An elderly minister once said, “One’s love for God cannot exceed the love that one has for the one they love the least.” He said this as a response to the verse in I John chapter 4, which says, “If someone says, ‘I love God,’ and hates his brother, he is a liar; for the one who does not love his brother whom he has seen, cannot love God whom he has not seen. And this commandment we have from Him, that the one who loves God should love his brother also.”
Now, I don’t know if this minister is correct in his assertion that we cannot love God more than the least of our love for our neighbor. But it’s a point that deserves careful attention and a re-examination of our willingness and desire to love others as God has loved us (John 13:34 & 15:12).

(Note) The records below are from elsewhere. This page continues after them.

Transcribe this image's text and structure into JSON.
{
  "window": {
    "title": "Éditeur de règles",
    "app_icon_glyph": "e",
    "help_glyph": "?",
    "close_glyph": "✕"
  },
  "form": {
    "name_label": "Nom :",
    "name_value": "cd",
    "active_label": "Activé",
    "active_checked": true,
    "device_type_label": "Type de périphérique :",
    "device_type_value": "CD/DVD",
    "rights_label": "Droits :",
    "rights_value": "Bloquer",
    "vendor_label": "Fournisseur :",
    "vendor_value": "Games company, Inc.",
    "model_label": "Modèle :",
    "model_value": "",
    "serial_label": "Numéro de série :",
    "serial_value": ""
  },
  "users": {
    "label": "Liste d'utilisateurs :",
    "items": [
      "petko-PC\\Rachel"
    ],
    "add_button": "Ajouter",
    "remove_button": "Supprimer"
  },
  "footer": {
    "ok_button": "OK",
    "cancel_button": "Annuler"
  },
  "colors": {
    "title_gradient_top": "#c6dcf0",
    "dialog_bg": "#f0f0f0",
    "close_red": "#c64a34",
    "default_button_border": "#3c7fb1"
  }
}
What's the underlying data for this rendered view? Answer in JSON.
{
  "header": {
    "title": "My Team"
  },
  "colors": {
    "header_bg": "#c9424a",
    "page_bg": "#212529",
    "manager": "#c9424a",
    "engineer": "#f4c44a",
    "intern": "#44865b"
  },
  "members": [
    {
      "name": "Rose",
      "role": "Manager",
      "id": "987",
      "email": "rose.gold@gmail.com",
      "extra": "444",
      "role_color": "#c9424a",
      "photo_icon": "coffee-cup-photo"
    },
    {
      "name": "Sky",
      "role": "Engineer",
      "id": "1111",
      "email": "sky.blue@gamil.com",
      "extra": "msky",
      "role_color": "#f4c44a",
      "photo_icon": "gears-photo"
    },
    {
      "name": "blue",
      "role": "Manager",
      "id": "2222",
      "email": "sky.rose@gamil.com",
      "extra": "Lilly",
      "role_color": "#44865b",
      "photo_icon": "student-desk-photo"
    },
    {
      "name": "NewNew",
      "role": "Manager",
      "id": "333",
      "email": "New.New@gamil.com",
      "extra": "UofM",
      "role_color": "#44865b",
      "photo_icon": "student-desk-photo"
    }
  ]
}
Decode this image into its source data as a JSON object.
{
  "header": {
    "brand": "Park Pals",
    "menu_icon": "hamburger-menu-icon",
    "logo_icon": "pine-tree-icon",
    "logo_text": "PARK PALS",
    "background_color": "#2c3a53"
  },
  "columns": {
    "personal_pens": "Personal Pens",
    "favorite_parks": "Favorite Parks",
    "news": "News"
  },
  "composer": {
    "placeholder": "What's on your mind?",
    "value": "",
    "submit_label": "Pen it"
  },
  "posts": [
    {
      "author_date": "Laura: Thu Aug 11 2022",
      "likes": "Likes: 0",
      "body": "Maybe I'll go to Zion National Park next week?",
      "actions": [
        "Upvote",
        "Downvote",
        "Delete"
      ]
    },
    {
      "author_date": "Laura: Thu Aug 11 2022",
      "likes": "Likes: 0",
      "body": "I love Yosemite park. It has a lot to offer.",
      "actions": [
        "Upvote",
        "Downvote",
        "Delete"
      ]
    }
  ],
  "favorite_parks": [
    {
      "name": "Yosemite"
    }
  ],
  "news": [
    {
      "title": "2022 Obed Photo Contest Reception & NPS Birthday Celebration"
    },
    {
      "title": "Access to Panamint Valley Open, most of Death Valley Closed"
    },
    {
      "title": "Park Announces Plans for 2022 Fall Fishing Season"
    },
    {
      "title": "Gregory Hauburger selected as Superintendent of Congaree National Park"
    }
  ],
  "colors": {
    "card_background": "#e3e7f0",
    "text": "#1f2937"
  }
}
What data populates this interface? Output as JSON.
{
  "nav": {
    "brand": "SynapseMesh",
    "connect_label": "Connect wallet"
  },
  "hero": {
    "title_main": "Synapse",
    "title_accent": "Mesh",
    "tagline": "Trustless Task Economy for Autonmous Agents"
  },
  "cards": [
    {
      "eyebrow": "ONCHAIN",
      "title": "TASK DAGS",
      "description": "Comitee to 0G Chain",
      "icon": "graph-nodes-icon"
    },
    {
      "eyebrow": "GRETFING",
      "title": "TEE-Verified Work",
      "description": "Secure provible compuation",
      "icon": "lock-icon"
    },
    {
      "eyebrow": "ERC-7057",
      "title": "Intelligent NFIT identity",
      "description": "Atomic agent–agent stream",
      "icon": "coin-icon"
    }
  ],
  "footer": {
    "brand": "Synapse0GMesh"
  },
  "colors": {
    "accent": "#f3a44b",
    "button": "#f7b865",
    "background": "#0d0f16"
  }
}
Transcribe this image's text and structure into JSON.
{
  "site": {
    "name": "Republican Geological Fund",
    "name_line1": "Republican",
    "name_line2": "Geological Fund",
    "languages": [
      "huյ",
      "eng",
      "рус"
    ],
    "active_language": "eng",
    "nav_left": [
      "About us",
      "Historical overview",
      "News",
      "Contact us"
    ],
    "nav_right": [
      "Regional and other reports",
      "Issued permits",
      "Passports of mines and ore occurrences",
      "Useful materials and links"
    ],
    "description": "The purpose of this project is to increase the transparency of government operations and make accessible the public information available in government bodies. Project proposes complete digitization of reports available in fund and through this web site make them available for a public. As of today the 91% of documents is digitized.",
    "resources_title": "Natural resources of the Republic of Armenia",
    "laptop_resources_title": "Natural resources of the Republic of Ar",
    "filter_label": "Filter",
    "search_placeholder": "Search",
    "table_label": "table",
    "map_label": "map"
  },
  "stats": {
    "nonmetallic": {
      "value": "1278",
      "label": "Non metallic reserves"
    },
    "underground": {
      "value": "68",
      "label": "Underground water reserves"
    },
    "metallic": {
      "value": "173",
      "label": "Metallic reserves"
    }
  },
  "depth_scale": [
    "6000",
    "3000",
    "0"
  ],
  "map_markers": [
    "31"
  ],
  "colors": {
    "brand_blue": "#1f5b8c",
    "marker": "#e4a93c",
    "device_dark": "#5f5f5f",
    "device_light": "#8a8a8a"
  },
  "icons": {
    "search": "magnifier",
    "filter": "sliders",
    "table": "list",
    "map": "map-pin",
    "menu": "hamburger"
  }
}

I know that there is a difference of opinion on what it means to love one’s neighbor. For some, that may mean teaching the neighbor about Jesus. For others, it may mean helping out with food and clothing. Still others may believe that loving one’s neighbor means to encourage them to pull themselves up by their bootstraps (so to speak) and become productive members of society.
I’m not convinced that Jesus left us hanging in terms of what it means to love one’s neighbor. I think he provided good counsel on the matter with the story of the Good Samaritan. After all, Jesus told that story in response to the question, “Who is my neighbor?” And that question was prompted by Jesus’ statement that loving God and loving one’s neighbor as oneself was the path to eternal life. So the story of the Good Samaritan is crucial, I believe, to the understanding of what it means to love one’s neighbor.
This fall, one of the foci of our teaching at RiverWalk will be the relationships we have with each other, and with God. We hope to explore that in some depth, and examine times when Jesus and others tell us something relational by referring to “one-another”. There are many passages that talk of how we deal with one-another. “Love one-another.” “Accept one-another.” “Teach and admonish one-another.” “Encourage one-another.” “Forgive one-another.” The list goes on and on.
We could study other subjects this year. But we believe that right now, at this time, God is leading us to not only look at relationships, but work with Him as He continues to mold and shape us into people fit for His kingdom. We welcome your participation and your engagement in this journey.